Honoring the music of his namesake may be on his agenda now, but that wasn’t always the case nor is that his shtick by any means. “Do I hire all the offspring of all the Allman Brothers members and go play Allman Brothers music all night? Well, hell no. We’re not The Allman Brothers. But after releasing 9 or 10 albums of my own and touring 30 countries, I feel confident about my body of work and I’m OK with it. ” Teaming up with Duane Betts, the pair are currently out on an Allman + Betts world tour which spans the next 5 months from the U.S. to Canada and the U.K. This is the first time Devon Allman and Duane Betts are billed together. We wondered what made that finally happen. “It was the right timing. My father passed and then Dickey (Betts, Duane’s father) retired. For Duane, he’s been a sideman (lead guitarist for Dawes, Dicky Betts) but was writing tunes that he wanted to sing. I said “dude – come out on tour with me and let people know that you’ve arrived. Then we’ll close out the show together and make some of our dads’ fans happy.”
In this context, Devon really is like a big brother to Duane. “Duane’s always been like a brother to me. We call each other brother. It’s no joke – the roots go deep. We have immense mutual respect. There are many things for me to learn from him on that fretboard – and he certainly is learning from me on the “running a band” thing. It’s something I’ve done non-stop since ‘05 – now he’s seeing it.”
Devon is excited about the Devon Allman Project + Duane Betts hitting the road and by the sound of it, plans to put on quite the show on his tour this summer. “Well at the end of the night, it’s an 8 piece band!” He laughs. “We call it guitarmageddon. But you’ve gotta have a vision for how a show should unfold. I’ve always taken a Shakespearean approach to that. You’ve gotta have a leader, and I’ve finally grown into that role. I have the respect of my men. They know I’ll nod to them for a guitar solo and if somebody’s got a hot hand, they’re gonna get a second nod.”
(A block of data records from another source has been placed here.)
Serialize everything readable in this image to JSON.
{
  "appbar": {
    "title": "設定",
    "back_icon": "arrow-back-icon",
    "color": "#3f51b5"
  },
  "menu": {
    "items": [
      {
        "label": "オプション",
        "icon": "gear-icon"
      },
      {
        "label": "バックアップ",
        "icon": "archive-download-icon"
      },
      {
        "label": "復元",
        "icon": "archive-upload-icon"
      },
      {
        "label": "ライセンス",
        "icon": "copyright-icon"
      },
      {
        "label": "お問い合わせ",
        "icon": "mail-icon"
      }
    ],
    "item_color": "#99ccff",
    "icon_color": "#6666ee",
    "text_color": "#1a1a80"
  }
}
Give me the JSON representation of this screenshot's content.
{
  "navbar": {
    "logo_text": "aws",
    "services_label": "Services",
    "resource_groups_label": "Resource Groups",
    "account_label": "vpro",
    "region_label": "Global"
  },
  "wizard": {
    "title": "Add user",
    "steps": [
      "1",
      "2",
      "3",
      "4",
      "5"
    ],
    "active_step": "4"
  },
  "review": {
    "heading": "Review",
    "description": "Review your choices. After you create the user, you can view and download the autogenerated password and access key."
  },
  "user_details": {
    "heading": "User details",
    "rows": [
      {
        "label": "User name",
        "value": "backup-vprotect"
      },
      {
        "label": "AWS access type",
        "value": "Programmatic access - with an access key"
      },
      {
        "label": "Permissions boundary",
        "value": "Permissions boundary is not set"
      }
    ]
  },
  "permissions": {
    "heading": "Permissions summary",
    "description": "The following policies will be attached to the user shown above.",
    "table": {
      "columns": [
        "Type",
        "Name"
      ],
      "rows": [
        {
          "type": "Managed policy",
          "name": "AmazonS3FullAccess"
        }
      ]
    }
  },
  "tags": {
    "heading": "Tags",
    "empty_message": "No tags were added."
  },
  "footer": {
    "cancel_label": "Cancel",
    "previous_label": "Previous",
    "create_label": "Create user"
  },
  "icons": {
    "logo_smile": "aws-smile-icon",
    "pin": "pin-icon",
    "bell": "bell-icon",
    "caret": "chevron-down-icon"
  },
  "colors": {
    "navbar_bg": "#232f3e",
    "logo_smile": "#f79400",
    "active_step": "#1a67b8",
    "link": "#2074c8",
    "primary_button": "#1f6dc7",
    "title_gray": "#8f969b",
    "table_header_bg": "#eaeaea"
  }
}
The Devon Allman Project w/ Duane Betts play the Greeley Blues Jam Saturday, June 9th at the Island Grove Arena.